▶ Material provided
━━━
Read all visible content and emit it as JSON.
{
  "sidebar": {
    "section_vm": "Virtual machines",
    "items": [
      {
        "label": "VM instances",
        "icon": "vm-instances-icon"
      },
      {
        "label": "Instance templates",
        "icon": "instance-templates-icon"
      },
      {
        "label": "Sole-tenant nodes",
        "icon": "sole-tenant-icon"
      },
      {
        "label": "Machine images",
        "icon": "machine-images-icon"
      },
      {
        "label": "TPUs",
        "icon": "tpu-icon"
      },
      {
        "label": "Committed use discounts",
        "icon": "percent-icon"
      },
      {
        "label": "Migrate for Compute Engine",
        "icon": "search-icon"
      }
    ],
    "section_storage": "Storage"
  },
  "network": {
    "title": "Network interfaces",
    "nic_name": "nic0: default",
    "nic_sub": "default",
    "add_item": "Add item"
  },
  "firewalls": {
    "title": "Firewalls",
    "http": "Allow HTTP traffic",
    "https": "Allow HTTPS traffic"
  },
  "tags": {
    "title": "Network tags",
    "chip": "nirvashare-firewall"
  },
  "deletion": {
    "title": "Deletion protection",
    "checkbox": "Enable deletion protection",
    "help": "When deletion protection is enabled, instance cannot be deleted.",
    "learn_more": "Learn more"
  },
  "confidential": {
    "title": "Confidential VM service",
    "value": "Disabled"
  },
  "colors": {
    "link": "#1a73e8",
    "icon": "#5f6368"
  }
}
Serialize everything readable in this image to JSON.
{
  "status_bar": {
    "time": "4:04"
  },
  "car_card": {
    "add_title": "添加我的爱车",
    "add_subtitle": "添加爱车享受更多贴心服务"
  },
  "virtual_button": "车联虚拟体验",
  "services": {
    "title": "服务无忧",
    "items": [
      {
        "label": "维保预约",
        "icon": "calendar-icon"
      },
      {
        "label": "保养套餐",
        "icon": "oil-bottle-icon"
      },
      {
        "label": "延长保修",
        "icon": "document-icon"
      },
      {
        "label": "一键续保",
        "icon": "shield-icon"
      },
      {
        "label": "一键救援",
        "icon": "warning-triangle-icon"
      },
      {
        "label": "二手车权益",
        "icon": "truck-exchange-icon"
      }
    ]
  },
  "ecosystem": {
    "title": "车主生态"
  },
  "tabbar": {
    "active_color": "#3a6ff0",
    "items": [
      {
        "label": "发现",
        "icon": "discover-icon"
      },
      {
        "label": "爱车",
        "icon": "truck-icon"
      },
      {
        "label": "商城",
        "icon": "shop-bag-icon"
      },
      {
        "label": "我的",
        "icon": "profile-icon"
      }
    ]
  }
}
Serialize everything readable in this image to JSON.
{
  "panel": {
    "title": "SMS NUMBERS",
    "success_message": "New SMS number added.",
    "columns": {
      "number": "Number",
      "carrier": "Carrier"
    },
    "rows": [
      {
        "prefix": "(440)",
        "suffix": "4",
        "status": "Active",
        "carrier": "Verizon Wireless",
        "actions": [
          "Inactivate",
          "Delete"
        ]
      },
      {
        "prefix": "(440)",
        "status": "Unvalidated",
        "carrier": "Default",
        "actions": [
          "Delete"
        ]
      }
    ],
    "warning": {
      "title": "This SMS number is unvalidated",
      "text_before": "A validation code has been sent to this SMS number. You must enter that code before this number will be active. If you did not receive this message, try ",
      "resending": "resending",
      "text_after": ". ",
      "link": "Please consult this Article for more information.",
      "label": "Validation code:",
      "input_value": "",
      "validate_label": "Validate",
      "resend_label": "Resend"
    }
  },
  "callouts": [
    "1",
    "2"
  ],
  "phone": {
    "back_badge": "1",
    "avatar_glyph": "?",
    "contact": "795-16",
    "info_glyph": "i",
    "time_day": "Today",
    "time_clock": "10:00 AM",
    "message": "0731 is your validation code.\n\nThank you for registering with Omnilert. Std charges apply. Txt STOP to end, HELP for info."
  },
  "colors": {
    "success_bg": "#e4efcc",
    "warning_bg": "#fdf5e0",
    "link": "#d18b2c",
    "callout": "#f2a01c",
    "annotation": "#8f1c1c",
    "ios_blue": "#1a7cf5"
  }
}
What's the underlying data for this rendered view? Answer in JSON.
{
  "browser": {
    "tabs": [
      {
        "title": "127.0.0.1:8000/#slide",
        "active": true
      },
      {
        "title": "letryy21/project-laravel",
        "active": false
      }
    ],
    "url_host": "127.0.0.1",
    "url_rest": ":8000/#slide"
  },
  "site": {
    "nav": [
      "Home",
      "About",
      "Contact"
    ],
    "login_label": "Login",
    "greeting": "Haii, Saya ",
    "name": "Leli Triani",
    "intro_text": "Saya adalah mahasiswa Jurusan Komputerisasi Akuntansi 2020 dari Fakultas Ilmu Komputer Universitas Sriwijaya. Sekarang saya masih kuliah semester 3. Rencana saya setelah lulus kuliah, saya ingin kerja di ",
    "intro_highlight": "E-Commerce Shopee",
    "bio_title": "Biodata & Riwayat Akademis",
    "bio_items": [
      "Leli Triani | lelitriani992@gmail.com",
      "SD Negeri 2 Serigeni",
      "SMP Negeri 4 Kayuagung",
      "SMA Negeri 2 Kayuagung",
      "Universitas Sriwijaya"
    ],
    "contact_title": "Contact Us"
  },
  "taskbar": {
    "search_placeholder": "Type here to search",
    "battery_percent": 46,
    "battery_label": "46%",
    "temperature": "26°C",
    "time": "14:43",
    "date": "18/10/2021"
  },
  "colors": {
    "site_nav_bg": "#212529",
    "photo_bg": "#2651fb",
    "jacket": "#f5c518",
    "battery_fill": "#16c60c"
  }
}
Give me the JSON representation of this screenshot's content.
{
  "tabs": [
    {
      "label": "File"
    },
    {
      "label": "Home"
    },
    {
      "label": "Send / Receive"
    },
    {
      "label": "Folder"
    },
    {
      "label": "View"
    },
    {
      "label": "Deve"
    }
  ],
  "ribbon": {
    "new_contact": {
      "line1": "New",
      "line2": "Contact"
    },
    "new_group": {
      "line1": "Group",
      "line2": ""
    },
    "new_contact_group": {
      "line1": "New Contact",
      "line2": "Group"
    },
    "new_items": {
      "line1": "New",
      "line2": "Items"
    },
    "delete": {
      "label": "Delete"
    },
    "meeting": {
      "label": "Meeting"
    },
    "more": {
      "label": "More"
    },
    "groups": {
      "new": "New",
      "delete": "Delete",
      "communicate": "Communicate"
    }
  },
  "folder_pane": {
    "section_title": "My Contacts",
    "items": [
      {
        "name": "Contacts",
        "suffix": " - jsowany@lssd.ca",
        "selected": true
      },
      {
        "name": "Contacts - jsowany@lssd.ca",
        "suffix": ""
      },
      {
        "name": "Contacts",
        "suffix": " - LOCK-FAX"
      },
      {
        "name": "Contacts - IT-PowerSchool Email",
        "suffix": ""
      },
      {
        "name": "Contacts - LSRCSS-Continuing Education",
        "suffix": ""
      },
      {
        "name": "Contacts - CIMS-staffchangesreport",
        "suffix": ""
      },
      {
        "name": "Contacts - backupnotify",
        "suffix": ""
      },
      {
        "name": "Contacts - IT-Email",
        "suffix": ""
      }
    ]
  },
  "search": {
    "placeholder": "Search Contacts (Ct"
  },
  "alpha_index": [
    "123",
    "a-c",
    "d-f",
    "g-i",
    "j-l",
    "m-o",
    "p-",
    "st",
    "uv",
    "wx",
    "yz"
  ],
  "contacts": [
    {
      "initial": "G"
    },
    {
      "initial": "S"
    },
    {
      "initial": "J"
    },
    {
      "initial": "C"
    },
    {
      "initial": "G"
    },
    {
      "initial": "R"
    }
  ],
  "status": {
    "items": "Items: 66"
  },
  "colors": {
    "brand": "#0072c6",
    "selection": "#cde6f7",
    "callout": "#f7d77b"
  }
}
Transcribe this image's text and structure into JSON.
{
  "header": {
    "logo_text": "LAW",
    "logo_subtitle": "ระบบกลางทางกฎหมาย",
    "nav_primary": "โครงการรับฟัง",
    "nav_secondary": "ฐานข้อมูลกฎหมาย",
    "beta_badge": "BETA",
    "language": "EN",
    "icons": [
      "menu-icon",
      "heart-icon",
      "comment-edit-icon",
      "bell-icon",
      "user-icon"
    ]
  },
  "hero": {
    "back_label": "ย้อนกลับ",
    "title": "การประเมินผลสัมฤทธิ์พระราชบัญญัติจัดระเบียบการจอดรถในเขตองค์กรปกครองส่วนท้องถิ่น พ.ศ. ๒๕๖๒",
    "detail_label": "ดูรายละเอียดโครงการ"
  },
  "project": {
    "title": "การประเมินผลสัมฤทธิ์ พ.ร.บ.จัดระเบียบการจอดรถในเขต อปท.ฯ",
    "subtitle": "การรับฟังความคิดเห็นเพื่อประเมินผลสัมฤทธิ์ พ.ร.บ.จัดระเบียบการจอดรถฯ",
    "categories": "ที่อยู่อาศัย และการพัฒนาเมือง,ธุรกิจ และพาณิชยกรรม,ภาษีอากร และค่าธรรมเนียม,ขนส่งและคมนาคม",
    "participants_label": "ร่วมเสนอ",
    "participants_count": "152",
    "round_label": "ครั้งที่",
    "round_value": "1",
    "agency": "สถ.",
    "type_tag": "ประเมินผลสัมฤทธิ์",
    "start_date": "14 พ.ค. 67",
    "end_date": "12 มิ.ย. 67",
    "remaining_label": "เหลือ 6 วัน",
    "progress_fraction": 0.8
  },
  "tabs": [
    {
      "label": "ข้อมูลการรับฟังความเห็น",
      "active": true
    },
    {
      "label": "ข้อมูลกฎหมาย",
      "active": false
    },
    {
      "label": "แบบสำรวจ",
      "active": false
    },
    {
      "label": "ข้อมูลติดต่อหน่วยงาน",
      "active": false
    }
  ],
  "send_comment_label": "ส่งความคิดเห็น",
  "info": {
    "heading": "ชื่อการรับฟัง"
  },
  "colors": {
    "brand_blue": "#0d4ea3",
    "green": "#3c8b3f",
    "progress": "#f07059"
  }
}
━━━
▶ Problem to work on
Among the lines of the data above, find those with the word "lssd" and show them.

▶ Output for this task
        "suffix": " - jsowany@lssd.ca",
        "name": "Contacts - jsowany@lssd.ca",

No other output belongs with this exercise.